Albert Edward Dock
Watery Lane, Preston, Lancashire
Sir John Coode
11th October 1884 - 25th June 1892
ICE reference number
photo Paul Dunkerley / ICE R&D Fund
Preston's Albert Edward Dock, covering 16 hectares, was the largest enclosed dock in Europe when it opened in 1892. The port is 25.6 kilometres from open sea and served a steady stream of container and ferry traffic, peaking in the 1960s.
Preston is located on the River Ribble and a series of Ribble Navigation Companies were formed to carry out improvement works to aid the local, largely textile-based manufacturers who needed to be able to ship their goods to markets. The resulting navigation channel was 22.5 kilometre long.
The First Ribble Navigation Company (1806-1838) was primarily concerned with land reclamation and fixing the course of the river within training walls. The channel was the subject of a report by Robert Stevenson in 1837. Training walls continued to be constructed up until around 1935.

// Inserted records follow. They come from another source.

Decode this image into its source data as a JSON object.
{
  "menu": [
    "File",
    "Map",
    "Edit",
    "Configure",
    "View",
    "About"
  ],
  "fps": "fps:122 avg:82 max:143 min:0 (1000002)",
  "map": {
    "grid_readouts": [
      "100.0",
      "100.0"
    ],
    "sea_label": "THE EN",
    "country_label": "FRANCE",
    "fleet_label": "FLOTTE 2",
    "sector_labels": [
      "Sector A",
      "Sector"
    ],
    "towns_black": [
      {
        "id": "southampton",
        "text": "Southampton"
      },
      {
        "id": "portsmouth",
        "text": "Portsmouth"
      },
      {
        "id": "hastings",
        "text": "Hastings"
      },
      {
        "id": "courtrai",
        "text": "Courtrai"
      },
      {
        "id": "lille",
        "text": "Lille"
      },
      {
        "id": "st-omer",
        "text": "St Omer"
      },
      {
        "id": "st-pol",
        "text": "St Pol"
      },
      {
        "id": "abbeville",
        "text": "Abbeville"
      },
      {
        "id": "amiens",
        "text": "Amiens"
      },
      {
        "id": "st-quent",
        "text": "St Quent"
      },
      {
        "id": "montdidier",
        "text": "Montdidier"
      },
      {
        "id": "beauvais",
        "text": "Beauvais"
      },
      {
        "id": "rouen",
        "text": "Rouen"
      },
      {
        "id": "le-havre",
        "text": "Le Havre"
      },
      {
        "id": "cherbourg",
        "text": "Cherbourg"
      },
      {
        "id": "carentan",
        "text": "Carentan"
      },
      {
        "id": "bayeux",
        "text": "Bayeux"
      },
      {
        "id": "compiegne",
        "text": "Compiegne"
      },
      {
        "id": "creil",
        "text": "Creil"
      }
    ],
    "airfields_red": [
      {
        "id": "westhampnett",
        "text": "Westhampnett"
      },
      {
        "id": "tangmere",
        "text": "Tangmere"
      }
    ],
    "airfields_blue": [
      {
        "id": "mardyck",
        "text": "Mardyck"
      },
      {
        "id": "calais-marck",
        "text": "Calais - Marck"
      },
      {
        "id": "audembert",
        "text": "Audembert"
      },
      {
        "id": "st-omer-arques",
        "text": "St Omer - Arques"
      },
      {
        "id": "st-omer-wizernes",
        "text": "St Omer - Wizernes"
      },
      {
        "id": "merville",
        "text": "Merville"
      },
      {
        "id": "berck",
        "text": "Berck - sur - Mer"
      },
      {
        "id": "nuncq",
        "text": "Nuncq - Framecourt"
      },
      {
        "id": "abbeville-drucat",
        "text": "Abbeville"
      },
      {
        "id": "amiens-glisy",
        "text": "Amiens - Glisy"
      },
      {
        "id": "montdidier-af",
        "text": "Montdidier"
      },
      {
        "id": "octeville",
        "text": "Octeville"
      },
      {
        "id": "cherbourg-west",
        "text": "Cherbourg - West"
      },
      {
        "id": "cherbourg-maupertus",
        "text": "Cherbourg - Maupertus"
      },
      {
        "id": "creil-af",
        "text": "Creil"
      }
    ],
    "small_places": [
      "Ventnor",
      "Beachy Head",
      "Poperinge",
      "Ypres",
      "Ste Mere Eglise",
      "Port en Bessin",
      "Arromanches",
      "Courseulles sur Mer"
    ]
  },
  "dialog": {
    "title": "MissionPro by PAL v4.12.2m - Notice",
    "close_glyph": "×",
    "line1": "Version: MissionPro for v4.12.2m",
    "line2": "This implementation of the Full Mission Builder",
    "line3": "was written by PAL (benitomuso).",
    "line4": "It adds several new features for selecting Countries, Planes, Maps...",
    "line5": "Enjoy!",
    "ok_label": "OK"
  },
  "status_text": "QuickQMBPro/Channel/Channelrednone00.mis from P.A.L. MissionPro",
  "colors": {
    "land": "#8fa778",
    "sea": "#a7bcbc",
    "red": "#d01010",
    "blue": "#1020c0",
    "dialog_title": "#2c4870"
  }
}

The second company (1838-1853) continued the work. By 1880 some 445 hectares had been reclaimed. R.B. Bell and D. Miller reported on it in 1866. The Third Ribble Navigation Company (1853-1883) continued the improvement works. Sir John Coode made a report in 1882.
At this point, the Preston Corporation decided to adopt a proposal first discussed in 1861 to create a dock away from the line of the river. In 1883, Parliament passed the Preston Dock Act, enabling this undertaking. Digging began in 1884, the foundation stone for the basin was laid in July 1885 and the dock was opened by Prince Albert Edward in 1892. The design is by Edward Garlick.
The dock lies north of the river and parallel to it. It measures 914m long by 183m wide. A system of greenheart locks at each end regulate the water level. The basin walls are concrete with granite copings. Most of the iron bollards, lock gate sluices and lock rams you can see there today are original.
Preston Docks were the first to introduce roll-on/roll-off ferry transport, doing so in 1948. By the 1960s, Preston held the record for container and ferry traffic. Its peak year was 1968, when 500 dockers were employed there. Its main trade was the importation of cotton and wood pulp.
However, a number of factors worked against Preston Docks in the long run — the size of ships increased, the cost of dredging the channel became prohibitive and traditional industries such as textiles declined — and it only made a profit in 17 of the 90 years it was open.
Preston Docks closed at the end of 1981. The basin has since been converted into a yacht marina and the land around redeveloped. A new swing bridge, with a pyramidal Control Building, was constructed over the dock entrance in 1985. The pontoon berths date from 1988-9 and 1991-2.
Main contractor: Thomas Andrew Walker